Thus, as concerns of the fostering of devotion to Santa Claus by children far and wide in the times we live in, united necessarily to the main attraction of the Birth of Jesus, I believe that it can magnify belief in miracles. The belief that with God, all things are possible, the hope that in the life to come, all that we truly, rightly, and justly dream to be will come to fruition. Yes, because the Word was made flesh, we have become a new creation in Christ, and the world we have got is in a state of journeying towards being the world that it ought be in the life to come. A world where the deepest desires and yearnings of our heart will be more than satisfied, for we shall see the face of Christ and live, and all that we’ve wept for and hoped for, shall be more than realized.
Perhaps you celebrate Christmas Eve night with the children awaiting Santa Claus, in which case I recommend strongly that you foster within them the sense that Santa Claus is Saint Nicholas who bows to and draws all his graces, blessings, joy and his own very existence from the Christ child, who is God himself. Whether you do this, or if you rather choose to have Saint Nicholas visit your house on the Feast Day of Saint Nicholas in early December to fill the children’s stockings, this is the truth of the matter: Saint Nicholas lives indeed. He lives in Christ. He was and is as real as you and I. He is a great saint of the Church, with a feast day celebrated on December 6th. I’ve even prayed with a first class relic of Saint Nicholas! He loved the same Christ that came to us as a tiny Child, and now he lives on in Christ and Christ in him. He is not dead, but more alive now than when he walked the Earth proclaiming the Gospel of Christ Jesus.
As unlikely to some as seems, Santa Claus with his reindeer and elves and a workshop of toys at the North Pole, and the absurd unlikelihood of a sleigh somehow laden with those toys for all the world’s children, the sweeter fact for our souls is that when Christ came, the greatest gift and miracle of all was received by the human race, in a way that seemed impossible. Christ came tearing wide open the Heavens, opening back up eternal life to our fallen race, beginning his redemption of us all from the first moment of his conception, that would not be completed until his Passion, Death, Resurrection and Ascension back to the Father. And now, in this the Age of the Holy Spirit, we, along with the angels and saints, including Saint Nicholas, see anew all the mighty wonders and works that the Lord has done for us, and it is assuredly wonderful in our sight.
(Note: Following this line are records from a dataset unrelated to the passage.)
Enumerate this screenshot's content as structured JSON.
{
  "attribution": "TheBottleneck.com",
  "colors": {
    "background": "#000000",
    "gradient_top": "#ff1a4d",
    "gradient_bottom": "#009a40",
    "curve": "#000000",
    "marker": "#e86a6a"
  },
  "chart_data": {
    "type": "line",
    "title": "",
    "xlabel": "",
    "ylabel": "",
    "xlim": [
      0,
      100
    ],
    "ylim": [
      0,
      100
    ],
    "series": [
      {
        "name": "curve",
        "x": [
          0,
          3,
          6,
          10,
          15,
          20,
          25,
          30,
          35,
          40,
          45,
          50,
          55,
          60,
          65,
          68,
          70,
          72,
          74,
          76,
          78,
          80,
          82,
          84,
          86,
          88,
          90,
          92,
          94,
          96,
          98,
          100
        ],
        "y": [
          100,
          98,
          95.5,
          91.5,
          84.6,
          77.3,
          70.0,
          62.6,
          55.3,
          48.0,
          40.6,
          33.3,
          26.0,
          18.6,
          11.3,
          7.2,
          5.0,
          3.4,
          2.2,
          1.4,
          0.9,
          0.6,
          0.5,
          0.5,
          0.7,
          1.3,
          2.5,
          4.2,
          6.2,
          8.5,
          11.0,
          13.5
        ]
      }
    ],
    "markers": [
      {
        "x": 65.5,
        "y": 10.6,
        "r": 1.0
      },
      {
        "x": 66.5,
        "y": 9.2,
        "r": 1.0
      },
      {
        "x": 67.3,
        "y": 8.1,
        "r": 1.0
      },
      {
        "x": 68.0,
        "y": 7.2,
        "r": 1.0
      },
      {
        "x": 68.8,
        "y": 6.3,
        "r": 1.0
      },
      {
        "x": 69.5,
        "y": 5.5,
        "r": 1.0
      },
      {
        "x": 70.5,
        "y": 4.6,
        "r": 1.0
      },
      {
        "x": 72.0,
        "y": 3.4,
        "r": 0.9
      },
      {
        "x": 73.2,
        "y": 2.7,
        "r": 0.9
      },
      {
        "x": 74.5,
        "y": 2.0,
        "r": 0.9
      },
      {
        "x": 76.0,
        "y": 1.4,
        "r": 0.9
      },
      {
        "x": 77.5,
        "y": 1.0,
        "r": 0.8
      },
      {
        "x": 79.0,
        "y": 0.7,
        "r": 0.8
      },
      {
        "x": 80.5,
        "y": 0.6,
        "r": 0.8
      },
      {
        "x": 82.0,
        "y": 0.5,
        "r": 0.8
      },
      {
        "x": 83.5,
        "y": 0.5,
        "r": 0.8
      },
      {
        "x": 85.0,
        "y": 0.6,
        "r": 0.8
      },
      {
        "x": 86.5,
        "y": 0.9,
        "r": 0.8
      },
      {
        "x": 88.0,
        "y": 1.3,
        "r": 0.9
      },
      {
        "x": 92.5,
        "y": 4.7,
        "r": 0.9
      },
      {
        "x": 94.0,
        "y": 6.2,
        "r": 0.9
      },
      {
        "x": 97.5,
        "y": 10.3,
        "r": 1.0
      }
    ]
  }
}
Saint Nicholas, Pray for us that we may be made worthy of the promises of Christ!